Of whom I travail in birth again. This phrase is added, to convey still more fully his vehement affection, which endured, on their account, the throes and pangs of a mother. It denotes likewise his anxiety; for

“a woman, when she is in travail, hath sorrow, because her hour is come; but as soon as she is delivered of the child, she remembereth no more the anguish, for joy that a man is born into the world.” (John 16:21.)

The Galatians had already been conceived and brought forth; but, after their revolt, they must now be begotten a second time.

Until Christ be formed in you. By these words he soothes their anger; for he does not set aside the former birth, but says that they must be again nourished in the womb, as if they had not yet been fully formed. That Christ should be formed in us is the same thing with our being formed in Christ; for we are born so as to become new creatures in him; and he, on the other hand, is born in us, so that we live his life. Since the true image of Christ, through the superstitions introduced by the false apostles, had been defaced, Paul labors to restore that image in all its perfection and brightness. This is done by the ministers of the gospel, when they give

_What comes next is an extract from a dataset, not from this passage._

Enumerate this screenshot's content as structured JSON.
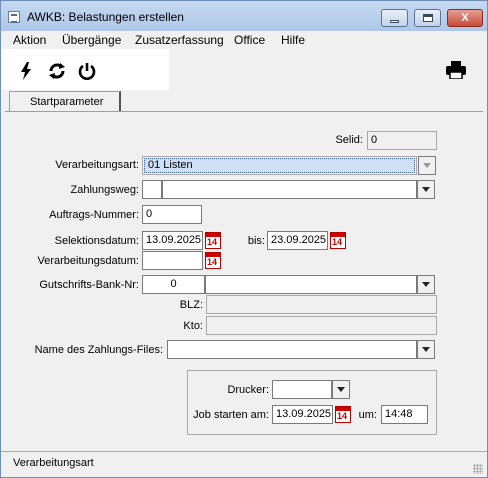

“milk to babes, and strong meat to them that are of full age,” (Hebrews 5:13, 14,)

and, in short, ought to be their employment during the whole course of their preaching. But Paul here compares himself to a woman in labor, because the Galatians were not yet completely born.

This is a remarkable passage for illustrating the efficacy of the Christian ministry. True, we are “born of God,” (1 John 3:9;) but, because he employs a minister and preaching as his instruments for that purpose, he is pleased to ascribe to them that work which Himself performs, through the power of his Spirit, in co-operation with the labors of man. Let us always attend to this distinction, that, when a minister is contrasted with God, he is nothing, and can do nothing, and is utterly useless; but, because the Holy Spirit works efficaciously by means of him, he comes to be regarded and praised as an agent. Still, it is not what he can do in himself, or apart from God, but what God does by him, that is there described. If ministers wish to do anything, let them labor to form Christ, not to form themselves, in their hearers. The writer is now so oppressed with grief, that he almost faints from exhaustion without completing his sentence.